Actress Maxine Peake has unveiled a blue plaque dedicated to Beryl Burton in a ceremony watched by the cycling legend’s family.
Beryl’s husband Charlie and daughter Denise Burton-Cole saw the star reveal the plaque in Morley town centre on Sunday.
A large crowd turned out to see the unveiling in the entrance to Beryl Burton Gardens, off Queen Street.
The placing of the plaque has been a joint effort by Leeds Civic Society, Morley Town Council, the Outer South Area Committee of Leeds City Council and Morley Town Centre Management Board.
Maxine, who has starred in Dinnerladies, Shameless and Silk, was asked to carry out the unveiling as she has written a play about Beryl’s life which will be staged at the West Yorkshire Playhouse at the end of the month.
It originally started out as a radio play for Radio 4 but the Playhouse approached her to write a stage version for its Tour de France celebrations as part of the Yorkshire Festival.
The actress, on her first visit to Morley, said the process had been strange for her as it had been quite a short journey from the initial idea of writing about Beryl to it being brought to the stage.
“About three years ago my boyfriend bought me Beryl Burton’s autobiography,” she said. “I had never heard of her and I just thought why has someone not done a drama about this woman and why did I not know about her?”
She said it had been a privilege for her to get to know Charlie and Denise while writing the play.
“These two are so much more interesting than anything I could write,” said Maxine. “I feel like I’ve only spent a short time with Beryl but in that time I’ve come to realise I really love her!”
Denise Burton-Cole, who said the family now considered Bolton-born Maxine to be “an honourary Yorkshirewoman” said she and her father had been overwhelmed by the honour.

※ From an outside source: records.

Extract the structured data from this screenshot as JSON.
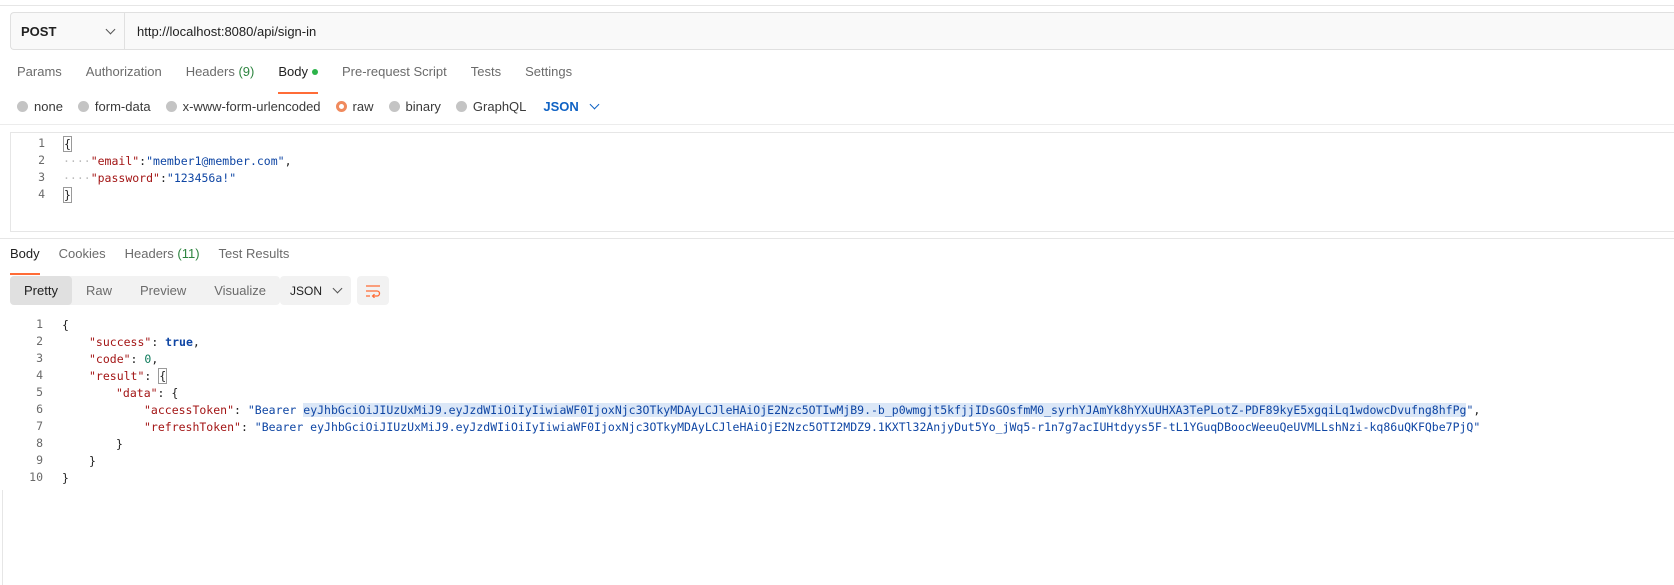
{
  "request": {
    "method": "POST",
    "url": "http://localhost:8080/api/sign-in"
  },
  "request_tabs": [
    {
      "label": "Params",
      "count": ""
    },
    {
      "label": "Authorization",
      "count": ""
    },
    {
      "label": "Headers",
      "count": "(9)"
    },
    {
      "label": "Body",
      "count": ""
    },
    {
      "label": "Pre-request Script",
      "count": ""
    },
    {
      "label": "Tests",
      "count": ""
    },
    {
      "label": "Settings",
      "count": ""
    }
  ],
  "body_types": [
    "none",
    "form-data",
    "x-www-form-urlencoded",
    "raw",
    "binary",
    "GraphQL"
  ],
  "body_format": "JSON",
  "request_body": {
    "line_numbers": [
      "1",
      "2",
      "3",
      "4"
    ],
    "open": "{",
    "close": "}",
    "email_key": "\"email\"",
    "email_value": "\"member1@member.com\"",
    "password_key": "\"password\"",
    "password_value": "\"123456a!\""
  },
  "response_tabs": [
    {
      "label": "Body",
      "count": ""
    },
    {
      "label": "Cookies",
      "count": ""
    },
    {
      "label": "Headers",
      "count": "(11)"
    },
    {
      "label": "Test Results",
      "count": ""
    }
  ],
  "view_modes": [
    "Pretty",
    "Raw",
    "Preview",
    "Visualize"
  ],
  "response_format": "JSON",
  "response_body": {
    "line_numbers": [
      "1",
      "2",
      "3",
      "4",
      "5",
      "6",
      "7",
      "8",
      "9",
      "10"
    ],
    "open": "{",
    "close": "}",
    "success_key": "\"success\"",
    "success_value": "true",
    "code_key": "\"code\"",
    "code_value": "0",
    "result_key": "\"result\"",
    "data_key": "\"data\"",
    "access_key": "\"accessToken\"",
    "access_prefix": "\"Bearer ",
    "access_selected": "eyJhbGciOiJIUzUxMiJ9.eyJzdWIiOiIyIiwiaWF0IjoxNjc3OTkyMDAyLCJleHAiOjE2Nzc5OTIwMjB9.-b_p0wmgjt5kfjjIDsGOsfmM0_syrhYJAmYk8hYXuUHXA3TePLotZ-PDF89kyE5xgqiLq1wdowcDvufng8hfPg",
    "access_suffix": "\"",
    "refresh_key": "\"refreshToken\"",
    "refresh_value": "\"Bearer eyJhbGciOiJIUzUxMiJ9.eyJzdWIiOiIyIiwiaWF0IjoxNjc3OTkyMDAyLCJleHAiOjE2Nzc5OTI2MDZ9.1KXTl32AnjyDut5Yo_jWq5-r1n7g7acIUHtdyys5F-tL1YGuqDBoocWeeuQeUVMLLshNzi-kq86uQKFQbe7PjQ\""
  },
  "colors": {
    "accent": "#ff6c37",
    "json_key": "#a31515",
    "json_string": "#0f46a4",
    "json_number": "#0b7a5a",
    "active_dot": "#2cb34a"
  }
}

“It’s fabulous. I have lots of lovely memories of Morley. I would like to thank all the Morley people, the council and everyone involved as I’m sure there’s been a lot of hard work put into this,” she said.
Coun Terry Grayshon, who was one of a group of people who became a driving force in getting the blue plaque, said that although what Beryl Burton had achieved in her lifetime was remarkable things could have been very different had she been competing in the modern era of cycling.
“Had she been around to make use of the facilities and training opportunites of today it would have been overwhelming to see what she could have achieved,” he said.
Beryl opens at the West Yorkshire Playhouse on June 30.